Think tulips and you might think Amsterdam, but perhaps you should think again. One company at the vanguard of the home-grown flower sector is Smith and Munson.
“We specialise in tulips and lilies,” explains Jo Munson. “We started growing tulips in the 1950s and have grown them ever since. Today, we grow around 9 million tulips each year - around 60 different varieties - from single varieties to parrots, doubles and fringed tulips.
For the love of lilies
In the 1980s, the company broadened its range and began growing lilies and now produces roughly 1.5 million of the vivacious blooms each year.
“Our main focus are classic Oriental lilies,” says Jo, “these include hybrids such as OT lilies, which have huge flower heads, and range from white, pale pink through to dark magenta; the scent is astounding. We also grow LA lilies, an asiatic hybrid, these flowers have a tamer scent and are available in a much more extensive colour scheme.
“We grow all these types to fulfil all areas of the lily market, from the premium and events market, to the more humble bunch of lilies to go in your kitchen. We offer a variety of colours too, you’ll be amazed at what lilies have to offer, with lots of new varieties, even some that are pollen-free. Our tulip growing season runs from December to May and our lily season from May to December, so we can pick a flower 365 days of the year!”
The past five years have seen challenge on challenge for British business but, despite it all, Jo seems relatively optimistic. “Brexit, whilst it was looming, was quite a concern,” Jo continues. “We do import our bulbs from the Netherlands, but with some good relationships and careful preparation it has gone very smoothly.“

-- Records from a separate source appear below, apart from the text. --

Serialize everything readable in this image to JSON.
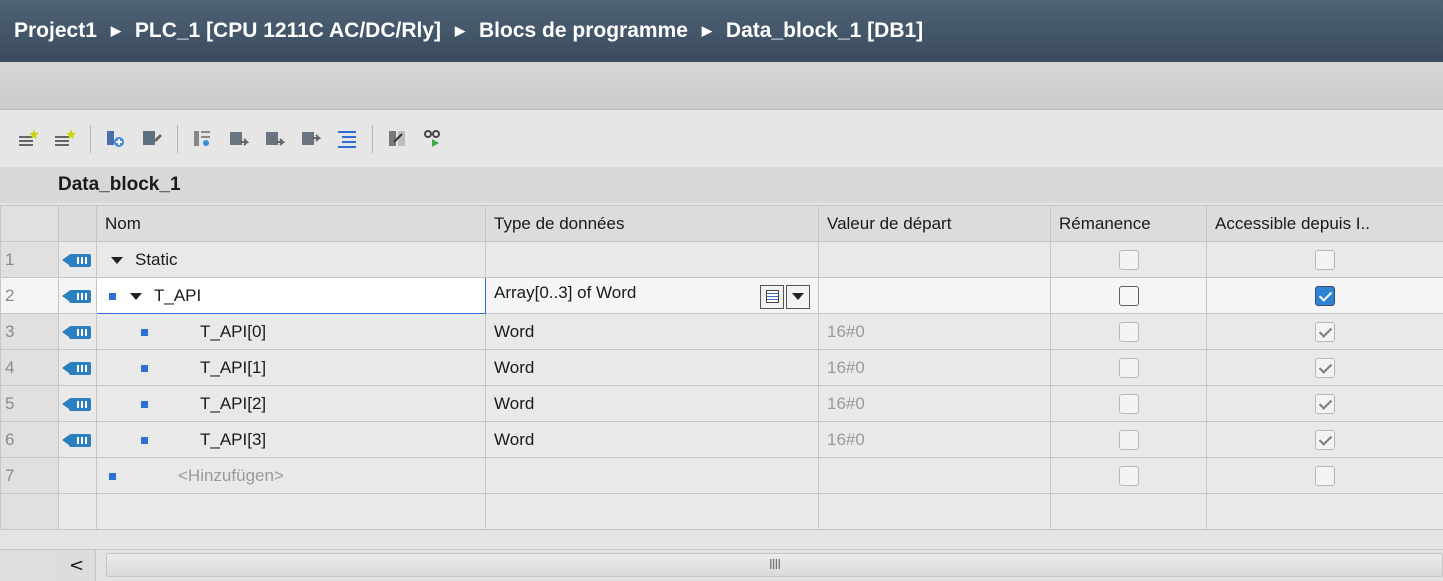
{
  "breadcrumb": [
    "Project1",
    "PLC_1 [CPU 1211C AC/DC/Rly]",
    "Blocs de programme",
    "Data_block_1 [DB1]"
  ],
  "block_name": "Data_block_1",
  "toolbar": {
    "icons": [
      "insert-row-icon",
      "add-row-icon",
      "expand-icon",
      "collapse-icon",
      "snapshot-icon",
      "copy-snapshot-icon",
      "load-snapshot-icon",
      "load-start-values-icon",
      "list-icon",
      "keep-actual-values-icon",
      "monitor-icon"
    ]
  },
  "columns": {
    "name": "Nom",
    "type": "Type de données",
    "start": "Valeur de départ",
    "retain": "Rémanence",
    "access": "Accessible depuis I.."
  },
  "rows": [
    {
      "num": "1",
      "name": "Static",
      "type": "",
      "start": "",
      "retain": false,
      "access": false
    },
    {
      "num": "2",
      "name": "T_API",
      "type": "Array[0..3] of Word",
      "start": "",
      "retain": false,
      "access": true
    },
    {
      "num": "3",
      "name": "T_API[0]",
      "type": "Word",
      "start": "16#0",
      "retain": false,
      "access": true
    },
    {
      "num": "4",
      "name": "T_API[1]",
      "type": "Word",
      "start": "16#0",
      "retain": false,
      "access": true
    },
    {
      "num": "5",
      "name": "T_API[2]",
      "type": "Word",
      "start": "16#0",
      "retain": false,
      "access": true
    },
    {
      "num": "6",
      "name": "T_API[3]",
      "type": "Word",
      "start": "16#0",
      "retain": false,
      "access": true
    },
    {
      "num": "7",
      "name": "<Hinzufügen>",
      "type": "",
      "start": "",
      "retain": false,
      "access": false
    }
  ],
  "scrollbar": {
    "left_arrow": "<",
    "grip": "IIII"
  }
}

"The pandemic has affected us an awful lot. When the first lockdown happened, every outlet for us was gone, but we worked very quickly to diversify and our online shop was born. The fantastic response and support we receive has been very uplifting. There has certainly been a demand for sending flowers and receiving flowers in this unprecedented and unpredictable last year.”
Backing British blooms
“I think that British flowers have provenance,” continues Jo, “most are grown by family businesses with generations of growing experience. There is also many environmental factors which help, for instance, the transport we use is considerably less than the volume of transport needed to import foreign-grown flowers.“
"The market has definitely seen an increase in demand and we have been growing for many years. I don’t think until recently that consumers gave much thought as to where their flowers were grown; there is definitely an increase in awareness of origins."
Grown with love: Smith and Munson is a real family business.
"We really care about what we do - we select the most wonderful varieties, and put our heart and soul into growing and nurturing the flowers. We choose the varieties that we know we would be happy to put in our own home. We are a small family business and work well together, we have a lovely team. We are proud of our brand and hope that comes across in what we do.” Jo Munson
Jo hopes the market for British flowers will continue to blossom over the next 10 years and believes growers have their part to play. “I think we need to be more open and tell our story; consumers want to know all about what we do. They want to know where their flowers are coming from and feel a connection to the grower,” she says.
“Also there are a lot of people without access to social media, which is why it’s wonderful to do this article. We have had some lovely conversations over the telephone from customers who didn’t have access to the internet and wanted to order our tulips, we must not forget those, too.“We have also hosted open days and lunches in our glasshouses, and would love to get back to doing much more of this when circumstances allow.”